Although this case was decided by the trial court before our Supreme Court's decision in Robinson, “appellate courts must apply the law as it exists at the time of the appellate court's judgment, even though doing so might change the judgment of the trial court which was correct at the time it was rendered.” Sharfuddin v. Drug Emporium, 230 Ga.App. 679(1), 498 S.E.2d 748 (1998).
In this case, the record does not show that Laffoday had knowledge of the hazard which was equal to that of Winn Dixie. Although she knew that water was present on the floor of the produce preparation area before her fall, there is no evidence that she actually knew about the particular wetness which caused her to fall. Winn Dixie, on the other hand, did have actual knowledge of this area because its employee admitted this area was still “a little bit slick” after it was dry-mopped minutes before Laffoday's fall. Thus, the issue to be resolved in this case is whether Laffoday should have seen the wetness before her fall, i.e., did she exercise ordinary care for her own safety?
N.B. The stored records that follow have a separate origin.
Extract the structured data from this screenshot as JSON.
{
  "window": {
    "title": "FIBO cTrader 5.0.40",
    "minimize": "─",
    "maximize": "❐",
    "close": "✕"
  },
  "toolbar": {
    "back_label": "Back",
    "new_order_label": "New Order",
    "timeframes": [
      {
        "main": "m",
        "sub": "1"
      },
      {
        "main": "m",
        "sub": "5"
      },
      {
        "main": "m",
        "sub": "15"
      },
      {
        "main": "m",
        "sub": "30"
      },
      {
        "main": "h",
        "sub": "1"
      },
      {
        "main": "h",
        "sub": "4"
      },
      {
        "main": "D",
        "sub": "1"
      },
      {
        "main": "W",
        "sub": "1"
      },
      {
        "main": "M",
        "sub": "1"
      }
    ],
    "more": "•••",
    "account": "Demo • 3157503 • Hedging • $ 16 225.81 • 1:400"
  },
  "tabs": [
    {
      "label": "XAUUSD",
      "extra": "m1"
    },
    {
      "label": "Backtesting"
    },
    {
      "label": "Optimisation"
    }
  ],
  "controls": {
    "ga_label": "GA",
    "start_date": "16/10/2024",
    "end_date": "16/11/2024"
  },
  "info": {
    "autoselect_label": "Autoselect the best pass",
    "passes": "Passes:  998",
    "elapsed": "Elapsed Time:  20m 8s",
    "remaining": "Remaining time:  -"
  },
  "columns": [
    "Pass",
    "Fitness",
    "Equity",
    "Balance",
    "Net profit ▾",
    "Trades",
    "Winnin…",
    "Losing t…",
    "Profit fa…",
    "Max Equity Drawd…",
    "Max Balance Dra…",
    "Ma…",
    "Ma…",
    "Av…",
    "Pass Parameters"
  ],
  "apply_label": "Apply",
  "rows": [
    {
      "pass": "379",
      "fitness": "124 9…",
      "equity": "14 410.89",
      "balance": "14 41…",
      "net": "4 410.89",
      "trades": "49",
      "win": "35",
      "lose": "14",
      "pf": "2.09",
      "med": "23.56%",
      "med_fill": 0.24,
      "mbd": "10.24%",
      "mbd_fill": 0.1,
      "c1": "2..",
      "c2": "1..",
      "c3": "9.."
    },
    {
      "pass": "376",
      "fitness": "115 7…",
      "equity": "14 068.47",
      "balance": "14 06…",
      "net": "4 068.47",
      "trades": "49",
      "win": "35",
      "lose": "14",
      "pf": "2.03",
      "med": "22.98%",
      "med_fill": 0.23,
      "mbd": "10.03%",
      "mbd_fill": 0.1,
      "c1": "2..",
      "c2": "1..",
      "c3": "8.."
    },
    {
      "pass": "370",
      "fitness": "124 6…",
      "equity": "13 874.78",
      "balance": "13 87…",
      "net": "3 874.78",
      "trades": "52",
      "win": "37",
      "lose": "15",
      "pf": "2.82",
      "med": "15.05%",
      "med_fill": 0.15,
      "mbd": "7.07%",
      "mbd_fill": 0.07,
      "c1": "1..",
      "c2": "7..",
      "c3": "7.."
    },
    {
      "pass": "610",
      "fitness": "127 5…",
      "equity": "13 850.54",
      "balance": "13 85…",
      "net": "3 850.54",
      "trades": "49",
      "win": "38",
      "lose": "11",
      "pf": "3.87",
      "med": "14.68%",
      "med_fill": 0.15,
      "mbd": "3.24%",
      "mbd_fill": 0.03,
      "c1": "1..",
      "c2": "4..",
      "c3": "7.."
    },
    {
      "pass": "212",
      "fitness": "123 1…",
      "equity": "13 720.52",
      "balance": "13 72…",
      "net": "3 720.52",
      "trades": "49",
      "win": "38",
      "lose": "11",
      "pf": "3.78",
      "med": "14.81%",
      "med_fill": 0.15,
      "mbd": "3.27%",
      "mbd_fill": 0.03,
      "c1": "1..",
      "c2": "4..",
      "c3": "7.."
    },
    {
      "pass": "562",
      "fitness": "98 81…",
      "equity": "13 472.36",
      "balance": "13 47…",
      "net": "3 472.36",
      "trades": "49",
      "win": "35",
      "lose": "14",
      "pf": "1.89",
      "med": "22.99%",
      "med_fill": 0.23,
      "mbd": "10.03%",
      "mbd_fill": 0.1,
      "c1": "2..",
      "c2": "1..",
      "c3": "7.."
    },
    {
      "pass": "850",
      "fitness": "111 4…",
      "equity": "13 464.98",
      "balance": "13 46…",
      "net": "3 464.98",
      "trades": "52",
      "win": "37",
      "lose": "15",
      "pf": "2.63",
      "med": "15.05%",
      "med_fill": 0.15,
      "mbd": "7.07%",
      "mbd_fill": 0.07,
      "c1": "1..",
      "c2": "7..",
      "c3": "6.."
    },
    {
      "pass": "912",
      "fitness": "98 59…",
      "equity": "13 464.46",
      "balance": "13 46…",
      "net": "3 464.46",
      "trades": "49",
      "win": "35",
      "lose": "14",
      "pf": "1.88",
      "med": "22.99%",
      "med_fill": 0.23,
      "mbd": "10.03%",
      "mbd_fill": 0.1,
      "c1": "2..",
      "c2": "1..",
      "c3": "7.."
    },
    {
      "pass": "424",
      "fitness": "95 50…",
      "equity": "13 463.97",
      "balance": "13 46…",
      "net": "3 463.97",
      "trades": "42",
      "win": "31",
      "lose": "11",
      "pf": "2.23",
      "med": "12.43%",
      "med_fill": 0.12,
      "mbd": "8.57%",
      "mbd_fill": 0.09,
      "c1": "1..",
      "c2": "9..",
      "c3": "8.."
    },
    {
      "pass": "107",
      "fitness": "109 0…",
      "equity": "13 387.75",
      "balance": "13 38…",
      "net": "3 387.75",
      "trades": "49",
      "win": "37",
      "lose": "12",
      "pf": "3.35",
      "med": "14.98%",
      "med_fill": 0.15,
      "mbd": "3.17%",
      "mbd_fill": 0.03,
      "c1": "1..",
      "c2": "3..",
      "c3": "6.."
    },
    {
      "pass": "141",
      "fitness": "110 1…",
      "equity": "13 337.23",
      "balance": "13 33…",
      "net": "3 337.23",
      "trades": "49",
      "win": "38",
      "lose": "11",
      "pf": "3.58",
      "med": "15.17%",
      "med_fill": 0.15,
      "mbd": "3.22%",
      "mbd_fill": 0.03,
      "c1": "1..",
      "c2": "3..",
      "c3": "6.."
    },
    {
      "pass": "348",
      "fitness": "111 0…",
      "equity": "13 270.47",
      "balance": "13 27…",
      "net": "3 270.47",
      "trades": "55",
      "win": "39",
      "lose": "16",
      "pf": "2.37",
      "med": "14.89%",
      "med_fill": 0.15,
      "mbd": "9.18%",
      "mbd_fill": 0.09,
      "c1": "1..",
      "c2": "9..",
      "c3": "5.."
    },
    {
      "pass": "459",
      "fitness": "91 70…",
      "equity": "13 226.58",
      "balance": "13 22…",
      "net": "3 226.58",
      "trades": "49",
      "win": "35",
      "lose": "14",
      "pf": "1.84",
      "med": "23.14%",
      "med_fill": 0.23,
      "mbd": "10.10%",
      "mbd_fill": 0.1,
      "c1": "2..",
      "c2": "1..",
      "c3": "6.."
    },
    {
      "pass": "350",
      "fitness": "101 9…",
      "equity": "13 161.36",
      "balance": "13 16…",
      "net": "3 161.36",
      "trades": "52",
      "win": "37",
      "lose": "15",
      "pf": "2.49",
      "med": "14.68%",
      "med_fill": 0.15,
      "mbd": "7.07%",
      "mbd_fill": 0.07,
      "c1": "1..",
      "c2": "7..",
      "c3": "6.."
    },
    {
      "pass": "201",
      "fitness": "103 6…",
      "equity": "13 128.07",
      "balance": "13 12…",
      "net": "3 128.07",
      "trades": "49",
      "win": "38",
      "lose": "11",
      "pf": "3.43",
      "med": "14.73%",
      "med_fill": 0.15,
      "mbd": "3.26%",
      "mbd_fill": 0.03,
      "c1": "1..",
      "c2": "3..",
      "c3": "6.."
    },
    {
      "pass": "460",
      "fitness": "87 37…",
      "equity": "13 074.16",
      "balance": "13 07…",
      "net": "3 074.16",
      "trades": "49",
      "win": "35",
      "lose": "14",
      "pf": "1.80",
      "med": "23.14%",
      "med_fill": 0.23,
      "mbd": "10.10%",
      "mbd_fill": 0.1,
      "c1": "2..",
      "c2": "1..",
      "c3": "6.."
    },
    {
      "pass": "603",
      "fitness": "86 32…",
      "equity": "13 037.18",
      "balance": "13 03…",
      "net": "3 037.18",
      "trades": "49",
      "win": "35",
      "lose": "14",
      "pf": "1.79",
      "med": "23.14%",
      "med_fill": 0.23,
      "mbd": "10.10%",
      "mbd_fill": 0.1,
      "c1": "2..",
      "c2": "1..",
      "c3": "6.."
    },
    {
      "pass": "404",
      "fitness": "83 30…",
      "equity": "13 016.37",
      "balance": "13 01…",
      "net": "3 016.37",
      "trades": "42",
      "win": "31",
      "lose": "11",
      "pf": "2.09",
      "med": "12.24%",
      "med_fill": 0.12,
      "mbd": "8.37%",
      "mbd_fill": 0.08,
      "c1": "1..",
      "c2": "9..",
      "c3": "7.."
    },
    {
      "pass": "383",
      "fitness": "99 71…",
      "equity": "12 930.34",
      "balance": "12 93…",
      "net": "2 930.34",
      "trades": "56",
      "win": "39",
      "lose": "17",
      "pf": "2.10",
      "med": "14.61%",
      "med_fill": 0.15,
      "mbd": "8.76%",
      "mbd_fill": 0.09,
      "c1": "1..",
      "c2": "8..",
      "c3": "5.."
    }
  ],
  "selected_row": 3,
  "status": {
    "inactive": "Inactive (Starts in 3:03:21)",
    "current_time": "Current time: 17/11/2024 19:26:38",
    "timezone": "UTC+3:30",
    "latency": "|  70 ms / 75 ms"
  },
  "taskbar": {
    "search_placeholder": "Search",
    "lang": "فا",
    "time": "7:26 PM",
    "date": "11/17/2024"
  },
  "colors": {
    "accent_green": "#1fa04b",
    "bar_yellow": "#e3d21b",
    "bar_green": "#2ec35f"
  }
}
In Robinson, supra, the Supreme Court of Georgia held “that an invitee's failure to exercise ordinary care is not established as a matter of law by the invitee's admission that he did not look at the site on which he placed his foot or that he could have seen the hazard had he visually examined the floor before taking the step which led to his downfall. Rather, the issue is whether, taking into account all the circumstances existing at the time and place of the fall, the invitee exercised the prudence the ordinarily careful person would use in a like situation. We further hold that an invitee presents some evidence of the exercise of reasonable care for personal safety when the invitee explains that something in the control of the owner/occupier and of such a nature that the owner/occupier knew or should have known of its distractive quality caused him not to look to the site of the hazard.” Robinson, 268 Ga. at 748, 493 S.E.2d 403.
Application of these principles requires us to reverse the grant of summary judgment to Winn Dixie. See West Lumber Co. v. Beck, 231 Ga.App. 46, 497 S.E.2d 647 (1998); Jones v. Ingles Markets, 231 Ga.App. 338, 342, 498 S.E.2d 365 (1998) (physical precedent only). The evidence in this case is not “plain, palpable, and undisputed,” within the meaning of Robinson, supra at 748, 493 S.E.2d 403, that Laffoday failed to exercise ordinary care for her own safety.
ANDREWS, Chief Judge.
POPE, P.J., and RUFFIN, J., concur.